EXERCISE PROMPT => Each of the lines below must be retyped character for character.

DATASET CONTENT =>
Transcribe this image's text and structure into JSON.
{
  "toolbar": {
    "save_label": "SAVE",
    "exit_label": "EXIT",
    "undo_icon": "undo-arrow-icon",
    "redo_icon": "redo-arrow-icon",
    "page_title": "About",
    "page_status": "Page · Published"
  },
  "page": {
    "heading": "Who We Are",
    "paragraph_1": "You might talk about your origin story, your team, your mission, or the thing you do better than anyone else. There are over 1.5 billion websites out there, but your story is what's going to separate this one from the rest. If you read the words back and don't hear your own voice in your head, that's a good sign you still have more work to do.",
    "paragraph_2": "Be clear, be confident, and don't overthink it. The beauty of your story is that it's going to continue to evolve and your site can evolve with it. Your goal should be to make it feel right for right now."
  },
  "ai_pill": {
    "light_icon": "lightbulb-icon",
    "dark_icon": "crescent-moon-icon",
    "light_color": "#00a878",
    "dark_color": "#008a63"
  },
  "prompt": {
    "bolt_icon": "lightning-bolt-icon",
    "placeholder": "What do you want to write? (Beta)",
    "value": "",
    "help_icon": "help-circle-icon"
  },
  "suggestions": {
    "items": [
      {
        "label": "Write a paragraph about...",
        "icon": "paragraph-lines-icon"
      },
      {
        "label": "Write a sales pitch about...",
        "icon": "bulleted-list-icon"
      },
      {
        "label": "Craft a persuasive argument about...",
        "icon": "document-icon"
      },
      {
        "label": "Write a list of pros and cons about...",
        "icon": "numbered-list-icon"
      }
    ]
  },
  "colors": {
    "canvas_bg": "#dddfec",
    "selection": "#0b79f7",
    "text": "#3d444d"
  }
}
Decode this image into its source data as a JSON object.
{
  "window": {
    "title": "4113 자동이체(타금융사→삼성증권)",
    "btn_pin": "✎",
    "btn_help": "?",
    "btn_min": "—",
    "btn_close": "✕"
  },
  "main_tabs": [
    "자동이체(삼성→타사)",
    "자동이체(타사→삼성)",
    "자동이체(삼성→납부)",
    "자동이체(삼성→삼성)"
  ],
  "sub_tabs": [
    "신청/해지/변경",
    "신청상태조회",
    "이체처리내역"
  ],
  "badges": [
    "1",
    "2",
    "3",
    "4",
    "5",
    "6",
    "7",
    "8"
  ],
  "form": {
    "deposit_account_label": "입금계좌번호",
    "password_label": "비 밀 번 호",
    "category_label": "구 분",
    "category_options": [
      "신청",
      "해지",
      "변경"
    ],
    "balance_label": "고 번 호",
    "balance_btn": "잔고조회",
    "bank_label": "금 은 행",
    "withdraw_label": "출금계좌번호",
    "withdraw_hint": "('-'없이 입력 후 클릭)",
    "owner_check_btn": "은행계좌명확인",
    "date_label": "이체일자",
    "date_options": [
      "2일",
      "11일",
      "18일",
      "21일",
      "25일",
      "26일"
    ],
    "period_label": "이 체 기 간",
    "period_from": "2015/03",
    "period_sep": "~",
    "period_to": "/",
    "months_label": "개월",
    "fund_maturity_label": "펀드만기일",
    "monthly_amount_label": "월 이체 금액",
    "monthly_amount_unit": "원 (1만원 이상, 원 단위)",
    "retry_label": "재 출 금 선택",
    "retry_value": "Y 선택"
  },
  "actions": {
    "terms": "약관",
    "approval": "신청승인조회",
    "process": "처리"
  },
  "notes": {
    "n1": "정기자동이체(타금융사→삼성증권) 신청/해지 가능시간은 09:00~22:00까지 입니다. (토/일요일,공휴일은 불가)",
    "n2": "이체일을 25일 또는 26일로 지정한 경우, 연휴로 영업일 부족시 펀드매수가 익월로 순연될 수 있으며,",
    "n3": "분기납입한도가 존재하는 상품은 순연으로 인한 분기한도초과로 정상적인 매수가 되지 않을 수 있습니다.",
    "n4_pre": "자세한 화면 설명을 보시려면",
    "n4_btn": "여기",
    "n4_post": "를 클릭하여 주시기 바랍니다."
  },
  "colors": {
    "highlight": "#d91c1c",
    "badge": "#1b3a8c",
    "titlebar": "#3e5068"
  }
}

TASK OUTPUT =>
Transcribe this image's text and structure into JSON.
{
  "toolbar": {
    "save_label": "SAVE",
    "exit_label": "EXIT",
    "undo_icon": "undo-arrow-icon",
    "redo_icon": "redo-arrow-icon",
    "page_title": "About",
    "page_status": "Page · Published"
  },
  "page": {
    "heading": "Who We Are",
    "paragraph_1": "You might talk about your origin story, your team, your mission, or the thing you do better than anyone else. There are over 1.5 billion websites out there, but your story is what's going to separate this one from the rest. If you read the words back and don't hear your own voice in your head, that's a good sign you still have more work to do.",
    "paragraph_2": "Be clear, be confident, and don't overthink it. The beauty of your story is that it's going to continue to evolve and your site can evolve with it. Your goal should be to make it feel right for right now."
  },
  "ai_pill": {
    "light_icon": "lightbulb-icon",
    "dark_icon": "crescent-moon-icon",
    "light_color": "#00a878",
    "dark_color": "#008a63"
  },
  "prompt": {
    "bolt_icon": "lightning-bolt-icon",
    "placeholder": "What do you want to write? (Beta)",
    "value": "",
    "help_icon": "help-circle-icon"
  },
  "suggestions": {
    "items": [
      {
        "label": "Write a paragraph about...",
        "icon": "paragraph-lines-icon"
      },
      {
        "label": "Write a sales pitch about...",
        "icon": "bulleted-list-icon"
      },
      {
        "label": "Craft a persuasive argument about...",
        "icon": "document-icon"
      },
      {
        "label": "Write a list of pros and cons about...",
        "icon": "numbered-list-icon"
      }
    ]
  },
  "colors": {
    "canvas_bg": "#dddfec",
    "selection": "#0b79f7",
    "text": "#3d444d"
  }
}
Decode this image into its source data as a JSON object.
{
  "window": {
    "title": "4113 자동이체(타금융사→삼성증권)",
    "btn_pin": "✎",
    "btn_help": "?",
    "btn_min": "—",
    "btn_close": "✕"
  },
  "main_tabs": [
    "자동이체(삼성→타사)",
    "자동이체(타사→삼성)",
    "자동이체(삼성→납부)",
    "자동이체(삼성→삼성)"
  ],
  "sub_tabs": [
    "신청/해지/변경",
    "신청상태조회",
    "이체처리내역"
  ],
  "badges": [
    "1",
    "2",
    "3",
    "4",
    "5",
    "6",
    "7",
    "8"
  ],
  "form": {
    "deposit_account_label": "입금계좌번호",
    "password_label": "비 밀 번 호",
    "category_label": "구 분",
    "category_options": [
      "신청",
      "해지",
      "변경"
    ],
    "balance_label": "고 번 호",
    "balance_btn": "잔고조회",
    "bank_label": "금 은 행",
    "withdraw_label": "출금계좌번호",
    "withdraw_hint": "('-'없이 입력 후 클릭)",
    "owner_check_btn": "은행계좌명확인",
    "date_label": "이체일자",
    "date_options": [
      "2일",
      "11일",
      "18일",
      "21일",
      "25일",
      "26일"
    ],
    "period_label": "이 체 기 간",
    "period_from": "2015/03",
    "period_sep": "~",
    "period_to": "/",
    "months_label": "개월",
    "fund_maturity_label": "펀드만기일",
    "monthly_amount_label": "월 이체 금액",
    "monthly_amount_unit": "원 (1만원 이상, 원 단위)",
    "retry_label": "재 출 금 선택",
    "retry_value": "Y 선택"
  },
  "actions": {
    "terms": "약관",
    "approval": "신청승인조회",
    "process": "처리"
  },
  "notes": {
    "n1": "정기자동이체(타금융사→삼성증권) 신청/해지 가능시간은 09:00~22:00까지 입니다. (토/일요일,공휴일은 불가)",
    "n2": "이체일을 25일 또는 26일로 지정한 경우, 연휴로 영업일 부족시 펀드매수가 익월로 순연될 수 있으며,",
    "n3": "분기납입한도가 존재하는 상품은 순연으로 인한 분기한도초과로 정상적인 매수가 되지 않을 수 있습니다.",
    "n4_pre": "자세한 화면 설명을 보시려면",
    "n4_btn": "여기",
    "n4_post": "를 클릭하여 주시기 바랍니다."
  },
  "colors": {
    "highlight": "#d91c1c",
    "badge": "#1b3a8c",
    "titlebar": "#3e5068"
  }
}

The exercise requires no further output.